There could be a greater threat for tropical implications this summer across the deep south as ocean temperatures are above average across the Gulf of Mexico and the Caribbean. If favorable lift, instability, and lowering pressures occur in these areas, a tropical system could develop. Obviously, if a tropical cyclone pushes into these drought regions, it would be a great source for significant rains and relief. In my opinion, the 2012 Hurricane Season could be one where threats develop closer to home. The sea surface temperatures are slightly cooler than normal across the Atlantic Ocean, and I believe storms that form in the central and eastern Atlantic ocean will likely occur later in the season in August and September. At that point, it will be unknown as to whether or not we will transition into an El Niño. If we do, it could increase wind shear across the Atlantic, which would ultimately slow down the process of tropical development. Like all forecasts, there are many variables that we are not sure about. Weather is always changing, and one variable could drastically alter the weather across any part of the world.
Bottom line: Drought has worsen across Florida, Georgia, South Carolina, western Texas, eastern New Mexico, and along the east coast. The major effects of the drought have not started yet, but if they continue, wildfires, water shortages, and crop failure are likely in the regions experiencing the highest drought levels of D3 and D4. In the short term, a cut off low will affect the drought regions and could help those out in the rain department. HPC, who forecasts and estimates rainfall totals, believes many of the drought regions could see at least an inch of rain within the next four to five days. The long range forecasts shows equal chances for rainfall across most of the United States, with drier conditions possible across the Pacific Northwest. It is important to note that average rainfall will not help the drought situation. Areas experiencing extreme to exceptional drought will likely need above average rainfall totals to slowly eat away the drought conditions. Temperatures will likely stay above average in the southern parts of the United States as we roll into summer. Word of advise: If you are in the drought areas now, conserve your water now and be aware of how you use it.

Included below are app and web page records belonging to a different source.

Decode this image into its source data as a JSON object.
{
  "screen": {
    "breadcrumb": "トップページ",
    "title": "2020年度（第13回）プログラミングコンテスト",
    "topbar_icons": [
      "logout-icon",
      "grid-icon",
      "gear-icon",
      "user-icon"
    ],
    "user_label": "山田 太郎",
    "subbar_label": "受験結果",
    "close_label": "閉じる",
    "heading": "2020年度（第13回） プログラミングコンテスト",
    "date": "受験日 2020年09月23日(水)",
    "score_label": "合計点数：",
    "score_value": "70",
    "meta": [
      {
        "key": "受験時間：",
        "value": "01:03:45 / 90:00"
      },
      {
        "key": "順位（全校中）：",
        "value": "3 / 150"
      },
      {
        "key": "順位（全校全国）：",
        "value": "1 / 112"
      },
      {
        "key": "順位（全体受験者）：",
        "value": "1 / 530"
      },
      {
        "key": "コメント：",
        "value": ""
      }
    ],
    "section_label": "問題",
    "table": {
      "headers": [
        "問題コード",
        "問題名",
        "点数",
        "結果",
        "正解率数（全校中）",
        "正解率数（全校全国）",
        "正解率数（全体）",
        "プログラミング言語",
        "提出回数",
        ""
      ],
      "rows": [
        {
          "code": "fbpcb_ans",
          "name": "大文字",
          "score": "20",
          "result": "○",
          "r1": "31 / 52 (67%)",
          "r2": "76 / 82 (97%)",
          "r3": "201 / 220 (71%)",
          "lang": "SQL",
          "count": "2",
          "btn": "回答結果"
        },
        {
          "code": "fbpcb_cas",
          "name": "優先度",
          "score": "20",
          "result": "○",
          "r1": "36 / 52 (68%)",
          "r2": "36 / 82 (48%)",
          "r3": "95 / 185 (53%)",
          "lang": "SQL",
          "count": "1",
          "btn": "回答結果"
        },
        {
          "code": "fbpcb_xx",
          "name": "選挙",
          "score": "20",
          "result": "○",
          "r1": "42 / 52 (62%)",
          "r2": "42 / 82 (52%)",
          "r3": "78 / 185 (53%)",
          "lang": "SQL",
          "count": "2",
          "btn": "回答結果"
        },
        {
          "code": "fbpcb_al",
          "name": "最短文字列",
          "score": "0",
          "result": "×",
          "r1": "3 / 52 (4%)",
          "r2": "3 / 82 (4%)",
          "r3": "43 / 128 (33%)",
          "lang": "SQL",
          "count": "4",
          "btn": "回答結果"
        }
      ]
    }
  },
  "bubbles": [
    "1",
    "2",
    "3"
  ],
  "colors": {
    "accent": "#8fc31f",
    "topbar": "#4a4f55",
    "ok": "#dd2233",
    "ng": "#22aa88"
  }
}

Matt Daniel is Meteorologist for WBRC in Birmingham, Alabama. A self-described "big weather and music geek," Matt has a passion for helping to keep people safe when severe weather strikes and says if you don't have a NOAA Weather Radio ... you should get one.